**Stored data:**
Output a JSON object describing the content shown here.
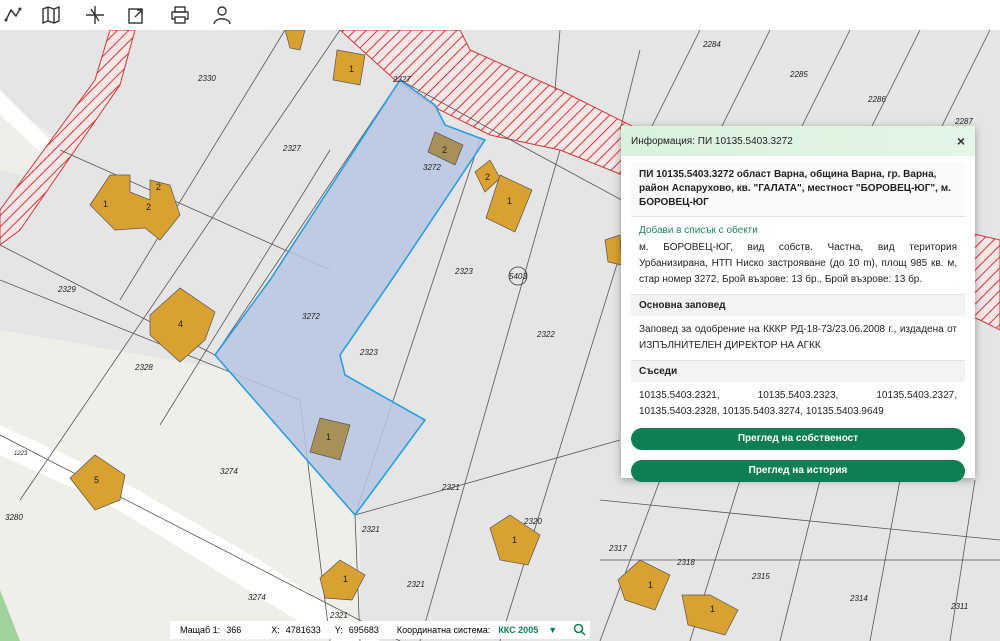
{
  "toolbar": {
    "icons": [
      "measure-icon",
      "map-icon",
      "coordinates-icon",
      "export-icon",
      "print-icon",
      "user-icon"
    ]
  },
  "map": {
    "parcels": {
      "p2284": "2284",
      "p2285": "2285",
      "p2286": "2286",
      "p2287": "2287",
      "p2330": "2330",
      "p2327": "2327",
      "p2327b": "2327",
      "p3272a": "3272",
      "p3272b": "3272",
      "p2329": "2329",
      "p2328": "2328",
      "p2323a": "2323",
      "p2323b": "2323",
      "p2322": "2322",
      "p3274a": "3274",
      "p3274b": "3274",
      "p2321a": "2321",
      "p2321b": "2321",
      "p2321c": "2321",
      "p2321d": "2321",
      "p2320": "2320",
      "p2317": "2317",
      "p2318": "2318",
      "p2315": "2315",
      "p2314": "2314",
      "p2311": "2311",
      "p3280": "3280",
      "p1223": "1223"
    },
    "block_label": "5403",
    "buildings": {
      "b1a": "1",
      "b2a": "2",
      "b2b": "2",
      "b2c": "2",
      "b1b": "1",
      "b4": "4",
      "b5": "5",
      "b1c": "1",
      "b1d": "1",
      "b1e": "1",
      "b1f": "1",
      "b1g": "1",
      "b1h": "1"
    }
  },
  "popup": {
    "title": "Информация: ПИ 10135.5403.3272",
    "close": "×",
    "heading": "ПИ 10135.5403.3272 област Варна, община Варна, гр. Варна, район Аспарухово, кв. \"ГАЛАТА\", местност \"БОРОВЕЦ-ЮГ\", м. БОРОВЕЦ-ЮГ",
    "add_link": "Добави в списък с обекти",
    "description": "м. БОРОВЕЦ-ЮГ, вид собств. Частна, вид територия Урбанизирана, НТП Ниско застрояване (до 10 m), площ 985 кв. м, стар номер 3272, Брой възрове: 13 бр., Брой възрове: 13 бр.",
    "order_title": "Основна заповед",
    "order_text": "Заповед за одобрение на КККР РД-18-73/23.06.2008 г., издадена от ИЗПЪЛНИТЕЛЕН ДИРЕКТОР НА АГКК",
    "neighbors_title": "Съседи",
    "neighbors_text": "10135.5403.2321, 10135.5403.2323, 10135.5403.2327, 10135.5403.2328, 10135.5403.3274, 10135.5403.9649",
    "btn_ownership": "Преглед на собственост",
    "btn_history": "Преглед на история"
  },
  "status": {
    "scale_label": "Мащаб 1:",
    "scale_value": "366",
    "x_label": "X:",
    "x_value": "4781633",
    "y_label": "Y:",
    "y_value": "695683",
    "crs_label": "Координатна система:",
    "crs_value": "ККС 2005"
  },
  "colors": {
    "selected_fill": "#b7c7e3",
    "selected_stroke": "#2a9ee0",
    "building": "#d9a032",
    "building_selected": "#a8905a",
    "hatch": "#d23a3a",
    "accent": "#0d7f52"
  }
}
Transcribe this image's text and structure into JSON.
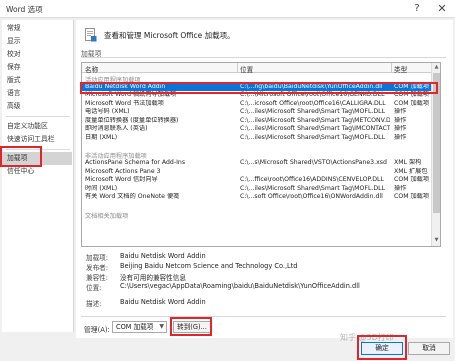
{
  "window": {
    "title": "Word 选项",
    "help": "?",
    "close": "✕"
  },
  "sidebar": {
    "items": [
      {
        "label": "常规"
      },
      {
        "label": "显示"
      },
      {
        "label": "校对"
      },
      {
        "label": "保存"
      },
      {
        "label": "版式"
      },
      {
        "label": "语言"
      },
      {
        "label": "高级"
      },
      {
        "label": "自定义功能区"
      },
      {
        "label": "快速访问工具栏"
      },
      {
        "label": "加载项"
      },
      {
        "label": "信任中心"
      }
    ],
    "active_index": 9
  },
  "header": {
    "text": "查看和管理 Microsoft Office 加载项。"
  },
  "section": {
    "label": "加载项"
  },
  "grid": {
    "columns": [
      "名称",
      "位置",
      "类型"
    ],
    "rows": [
      {
        "kind": "group",
        "name": "活动应用程序加载项"
      },
      {
        "kind": "row",
        "name": "Baidu Netdisk Word Addin",
        "location": "C:\\...ng\\baidu\\BaiduNetdisk\\YunOfficeAddin.dll",
        "type": "COM 加载项",
        "selected": true
      },
      {
        "kind": "row",
        "name": "Microsoft Word 稿纸向导加载项",
        "location": "C:\\...\\Microsoft Office\\root\\Office16\\GENKO.DLL",
        "type": "COM 加载项"
      },
      {
        "kind": "row",
        "name": "Microsoft Word 书法加载项",
        "location": "C:\\...icrosoft Office\\root\\Office16\\CALLIGRA.DLL",
        "type": "COM 加载项"
      },
      {
        "kind": "row",
        "name": "电话号码 (XML)",
        "location": "C:\\...iles\\Microsoft Shared\\Smart Tag\\MOFL.DLL",
        "type": "操作"
      },
      {
        "kind": "row",
        "name": "度量单位转换器 (度量单位转换器)",
        "location": "C:\\...iles\\Microsoft Shared\\Smart Tag\\METCONV.DLL",
        "type": "操作"
      },
      {
        "kind": "row",
        "name": "即时消息联系人 (英语)",
        "location": "C:\\...iles\\Microsoft Shared\\Smart Tag\\IMCONTACT.DLL",
        "type": "操作"
      },
      {
        "kind": "row",
        "name": "日期 (XML)",
        "location": "C:\\...iles\\Microsoft Shared\\Smart Tag\\MOFL.DLL",
        "type": "操作"
      },
      {
        "kind": "blank"
      },
      {
        "kind": "group",
        "name": "非活动应用程序加载项"
      },
      {
        "kind": "row",
        "name": "ActionsPane Schema for Add-Ins",
        "location": "C:\\...s\\Microsoft Shared\\VSTO\\ActionsPane3.xsd",
        "type": "XML 架构"
      },
      {
        "kind": "row",
        "name": "Microsoft Actions Pane 3",
        "location": "",
        "type": "XML 扩展包"
      },
      {
        "kind": "row",
        "name": "Microsoft Word 信封向导",
        "location": "C:\\...ffice\\root\\Office16\\ADDINS\\CENVELOP.DLL",
        "type": "COM 加载项"
      },
      {
        "kind": "row",
        "name": "时间 (XML)",
        "location": "C:\\...iles\\Microsoft Shared\\Smart Tag\\MOFL.DLL",
        "type": "操作"
      },
      {
        "kind": "row",
        "name": "有关 Word 文档的 OneNote 便笺",
        "location": "C:\\...soft Office\\root\\Office16\\ONWordAddin.dll",
        "type": "COM 加载项"
      },
      {
        "kind": "blank"
      },
      {
        "kind": "group",
        "name": "文档相关加载项"
      }
    ]
  },
  "details": [
    {
      "label": "加载项:",
      "value": "Baidu Netdisk Word Addin"
    },
    {
      "label": "发布者:",
      "value": "Beijing Baidu Netcom Science and Technology Co.,Ltd"
    },
    {
      "label": "兼容性:",
      "value": "没有可用的兼容性信息"
    },
    {
      "label": "位置:",
      "value": "C:\\Users\\vegac\\AppData\\Roaming\\baidu\\BaiduNetdisk\\YunOfficeAddin.dll"
    },
    {
      "label": "描述:",
      "value": "Baidu Netdisk Word Addin"
    }
  ],
  "manage": {
    "label": "管理(A):",
    "value": "COM 加载项",
    "goto_label": "转到(G)..."
  },
  "buttons": {
    "ok": "确定",
    "cancel": "取消"
  },
  "watermark": "知乎 @3D打印",
  "colors": {
    "selection": "#0a74da",
    "highlight_box": "#e0262b"
  }
}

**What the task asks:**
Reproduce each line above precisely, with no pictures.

**Written response:**
Output a JSON object describing the content shown here.
{
  "toolbar": {
    "icons": [
      "measure-icon",
      "map-icon",
      "coordinates-icon",
      "export-icon",
      "print-icon",
      "user-icon"
    ]
  },
  "map": {
    "parcels": {
      "p2284": "2284",
      "p2285": "2285",
      "p2286": "2286",
      "p2287": "2287",
      "p2330": "2330",
      "p2327": "2327",
      "p2327b": "2327",
      "p3272a": "3272",
      "p3272b": "3272",
      "p2329": "2329",
      "p2328": "2328",
      "p2323a": "2323",
      "p2323b": "2323",
      "p2322": "2322",
      "p3274a": "3274",
      "p3274b": "3274",
      "p2321a": "2321",
      "p2321b": "2321",
      "p2321c": "2321",
      "p2321d": "2321",
      "p2320": "2320",
      "p2317": "2317",
      "p2318": "2318",
      "p2315": "2315",
      "p2314": "2314",
      "p2311": "2311",
      "p3280": "3280",
      "p1223": "1223"
    },
    "block_label": "5403",
    "buildings": {
      "b1a": "1",
      "b2a": "2",
      "b2b": "2",
      "b2c": "2",
      "b1b": "1",
      "b4": "4",
      "b5": "5",
      "b1c": "1",
      "b1d": "1",
      "b1e": "1",
      "b1f": "1",
      "b1g": "1",
      "b1h": "1"
    }
  },
  "popup": {
    "title": "Информация: ПИ 10135.5403.3272",
    "close": "×",
    "heading": "ПИ 10135.5403.3272 област Варна, община Варна, гр. Варна, район Аспарухово, кв. \"ГАЛАТА\", местност \"БОРОВЕЦ-ЮГ\", м. БОРОВЕЦ-ЮГ",
    "add_link": "Добави в списък с обекти",
    "description": "м. БОРОВЕЦ-ЮГ, вид собств. Частна, вид територия Урбанизирана, НТП Ниско застрояване (до 10 m), площ 985 кв. м, стар номер 3272, Брой възрове: 13 бр., Брой възрове: 13 бр.",
    "order_title": "Основна заповед",
    "order_text": "Заповед за одобрение на КККР РД-18-73/23.06.2008 г., издадена от ИЗПЪЛНИТЕЛЕН ДИРЕКТОР НА АГКК",
    "neighbors_title": "Съседи",
    "neighbors_text": "10135.5403.2321, 10135.5403.2323, 10135.5403.2327, 10135.5403.2328, 10135.5403.3274, 10135.5403.9649",
    "btn_ownership": "Преглед на собственост",
    "btn_history": "Преглед на история"
  },
  "status": {
    "scale_label": "Мащаб 1:",
    "scale_value": "366",
    "x_label": "X:",
    "x_value": "4781633",
    "y_label": "Y:",
    "y_value": "695683",
    "crs_label": "Координатна система:",
    "crs_value": "ККС 2005"
  },
  "colors": {
    "selected_fill": "#b7c7e3",
    "selected_stroke": "#2a9ee0",
    "building": "#d9a032",
    "building_selected": "#a8905a",
    "hatch": "#d23a3a",
    "accent": "#0d7f52"
  }
}
Transcribe this image's text and structure into JSON.
{
  "window": {
    "title": "Word 选项",
    "help": "?",
    "close": "✕"
  },
  "sidebar": {
    "items": [
      {
        "label": "常规"
      },
      {
        "label": "显示"
      },
      {
        "label": "校对"
      },
      {
        "label": "保存"
      },
      {
        "label": "版式"
      },
      {
        "label": "语言"
      },
      {
        "label": "高级"
      },
      {
        "label": "自定义功能区"
      },
      {
        "label": "快速访问工具栏"
      },
      {
        "label": "加载项"
      },
      {
        "label": "信任中心"
      }
    ],
    "active_index": 9
  },
  "header": {
    "text": "查看和管理 Microsoft Office 加载项。"
  },
  "section": {
    "label": "加载项"
  },
  "grid": {
    "columns": [
      "名称",
      "位置",
      "类型"
    ],
    "rows": [
      {
        "kind": "group",
        "name": "活动应用程序加载项"
      },
      {
        "kind": "row",
        "name": "Baidu Netdisk Word Addin",
        "location": "C:\\...ng\\baidu\\BaiduNetdisk\\YunOfficeAddin.dll",
        "type": "COM 加载项",
        "selected": true
      },
      {
        "kind": "row",
        "name": "Microsoft Word 稿纸向导加载项",
        "location": "C:\\...\\Microsoft Office\\root\\Office16\\GENKO.DLL",
        "type": "COM 加载项"
      },
      {
        "kind": "row",
        "name": "Microsoft Word 书法加载项",
        "location": "C:\\...icrosoft Office\\root\\Office16\\CALLIGRA.DLL",
        "type": "COM 加载项"
      },
      {
        "kind": "row",
        "name": "电话号码 (XML)",
        "location": "C:\\...iles\\Microsoft Shared\\Smart Tag\\MOFL.DLL",
        "type": "操作"
      },
      {
        "kind": "row",
        "name": "度量单位转换器 (度量单位转换器)",
        "location": "C:\\...iles\\Microsoft Shared\\Smart Tag\\METCONV.DLL",
        "type": "操作"
      },
      {
        "kind": "row",
        "name": "即时消息联系人 (英语)",
        "location": "C:\\...iles\\Microsoft Shared\\Smart Tag\\IMCONTACT.DLL",
        "type": "操作"
      },
      {
        "kind": "row",
        "name": "日期 (XML)",
        "location": "C:\\...iles\\Microsoft Shared\\Smart Tag\\MOFL.DLL",
        "type": "操作"
      },
      {
        "kind": "blank"
      },
      {
        "kind": "group",
        "name": "非活动应用程序加载项"
      },
      {
        "kind": "row",
        "name": "ActionsPane Schema for Add-Ins",
        "location": "C:\\...s\\Microsoft Shared\\VSTO\\ActionsPane3.xsd",
        "type": "XML 架构"
      },
      {
        "kind": "row",
        "name": "Microsoft Actions Pane 3",
        "location": "",
        "type": "XML 扩展包"
      },
      {
        "kind": "row",
        "name": "Microsoft Word 信封向导",
        "location": "C:\\...ffice\\root\\Office16\\ADDINS\\CENVELOP.DLL",
        "type": "COM 加载项"
      },
      {
        "kind": "row",
        "name": "时间 (XML)",
        "location": "C:\\...iles\\Microsoft Shared\\Smart Tag\\MOFL.DLL",
        "type": "操作"
      },
      {
        "kind": "row",
        "name": "有关 Word 文档的 OneNote 便笺",
        "location": "C:\\...soft Office\\root\\Office16\\ONWordAddin.dll",
        "type": "COM 加载项"
      },
      {
        "kind": "blank"
      },
      {
        "kind": "group",
        "name": "文档相关加载项"
      }
    ]
  },
  "details": [
    {
      "label": "加载项:",
      "value": "Baidu Netdisk Word Addin"
    },
    {
      "label": "发布者:",
      "value": "Beijing Baidu Netcom Science and Technology Co.,Ltd"
    },
    {
      "label": "兼容性:",
      "value": "没有可用的兼容性信息"
    },
    {
      "label": "位置:",
      "value": "C:\\Users\\vegac\\AppData\\Roaming\\baidu\\BaiduNetdisk\\YunOfficeAddin.dll"
    },
    {
      "label": "描述:",
      "value": "Baidu Netdisk Word Addin"
    }
  ],
  "manage": {
    "label": "管理(A):",
    "value": "COM 加载项",
    "goto_label": "转到(G)..."
  },
  "buttons": {
    "ok": "确定",
    "cancel": "取消"
  },
  "watermark": "知乎 @3D打印",
  "colors": {
    "selection": "#0a74da",
    "highlight_box": "#e0262b"
  }
}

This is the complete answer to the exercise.